What to work on - Determine how many lines of the material hold the string "subtitle" and reply with only that number.

Records for the task -
= = = =

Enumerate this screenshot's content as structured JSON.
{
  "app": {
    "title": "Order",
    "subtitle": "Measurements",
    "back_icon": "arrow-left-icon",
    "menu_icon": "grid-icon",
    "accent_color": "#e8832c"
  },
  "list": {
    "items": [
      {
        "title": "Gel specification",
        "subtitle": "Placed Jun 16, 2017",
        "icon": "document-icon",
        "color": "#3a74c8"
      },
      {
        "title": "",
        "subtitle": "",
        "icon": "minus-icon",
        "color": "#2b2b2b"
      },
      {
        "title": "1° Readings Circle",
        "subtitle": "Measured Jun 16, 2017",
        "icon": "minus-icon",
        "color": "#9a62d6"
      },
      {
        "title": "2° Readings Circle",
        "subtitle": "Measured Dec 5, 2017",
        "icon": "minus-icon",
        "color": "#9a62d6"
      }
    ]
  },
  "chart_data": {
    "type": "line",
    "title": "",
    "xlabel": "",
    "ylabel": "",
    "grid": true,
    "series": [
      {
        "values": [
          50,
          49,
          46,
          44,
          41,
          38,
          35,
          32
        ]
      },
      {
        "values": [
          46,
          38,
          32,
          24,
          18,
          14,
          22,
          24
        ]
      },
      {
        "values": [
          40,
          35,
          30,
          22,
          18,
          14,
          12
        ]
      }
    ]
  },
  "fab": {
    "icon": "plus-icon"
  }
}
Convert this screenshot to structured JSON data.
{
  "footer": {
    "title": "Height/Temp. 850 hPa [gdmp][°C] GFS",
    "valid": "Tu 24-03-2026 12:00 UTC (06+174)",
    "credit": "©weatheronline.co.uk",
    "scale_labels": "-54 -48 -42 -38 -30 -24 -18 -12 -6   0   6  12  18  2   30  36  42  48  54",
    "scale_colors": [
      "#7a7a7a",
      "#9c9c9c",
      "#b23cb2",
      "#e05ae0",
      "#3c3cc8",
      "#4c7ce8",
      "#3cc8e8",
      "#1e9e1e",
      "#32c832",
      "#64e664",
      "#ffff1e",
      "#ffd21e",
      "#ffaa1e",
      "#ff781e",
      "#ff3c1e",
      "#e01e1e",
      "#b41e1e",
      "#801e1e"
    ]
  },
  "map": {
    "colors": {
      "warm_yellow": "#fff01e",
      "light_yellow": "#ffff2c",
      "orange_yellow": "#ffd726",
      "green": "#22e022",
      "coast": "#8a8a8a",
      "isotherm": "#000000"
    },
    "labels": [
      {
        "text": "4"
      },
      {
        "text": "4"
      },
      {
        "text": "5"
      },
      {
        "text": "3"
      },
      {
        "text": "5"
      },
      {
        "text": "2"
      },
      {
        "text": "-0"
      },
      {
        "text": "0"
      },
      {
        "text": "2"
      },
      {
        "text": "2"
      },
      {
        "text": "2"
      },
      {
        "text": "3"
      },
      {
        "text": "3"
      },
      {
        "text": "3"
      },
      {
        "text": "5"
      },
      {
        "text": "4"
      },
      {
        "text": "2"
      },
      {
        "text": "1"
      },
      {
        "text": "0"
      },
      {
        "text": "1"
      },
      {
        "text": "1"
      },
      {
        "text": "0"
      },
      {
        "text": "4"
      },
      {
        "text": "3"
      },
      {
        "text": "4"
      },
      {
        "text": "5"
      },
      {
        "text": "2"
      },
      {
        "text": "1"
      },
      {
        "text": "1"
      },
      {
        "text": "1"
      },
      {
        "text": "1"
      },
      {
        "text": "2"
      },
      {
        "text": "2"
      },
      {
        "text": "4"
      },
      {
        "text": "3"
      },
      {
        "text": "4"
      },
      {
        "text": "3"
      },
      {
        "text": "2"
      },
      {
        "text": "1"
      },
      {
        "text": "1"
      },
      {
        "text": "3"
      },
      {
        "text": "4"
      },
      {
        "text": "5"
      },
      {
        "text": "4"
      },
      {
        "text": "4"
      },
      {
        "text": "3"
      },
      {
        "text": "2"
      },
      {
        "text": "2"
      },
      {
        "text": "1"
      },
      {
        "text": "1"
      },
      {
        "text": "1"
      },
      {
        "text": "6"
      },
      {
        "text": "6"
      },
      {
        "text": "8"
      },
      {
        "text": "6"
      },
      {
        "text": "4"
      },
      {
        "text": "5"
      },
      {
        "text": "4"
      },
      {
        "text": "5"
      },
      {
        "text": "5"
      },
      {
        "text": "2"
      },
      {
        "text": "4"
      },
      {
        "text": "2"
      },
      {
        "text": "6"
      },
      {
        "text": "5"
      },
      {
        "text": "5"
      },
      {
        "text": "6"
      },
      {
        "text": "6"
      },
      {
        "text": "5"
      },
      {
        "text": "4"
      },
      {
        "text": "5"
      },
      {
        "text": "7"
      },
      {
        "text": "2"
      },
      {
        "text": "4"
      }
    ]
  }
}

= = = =

Result below - 5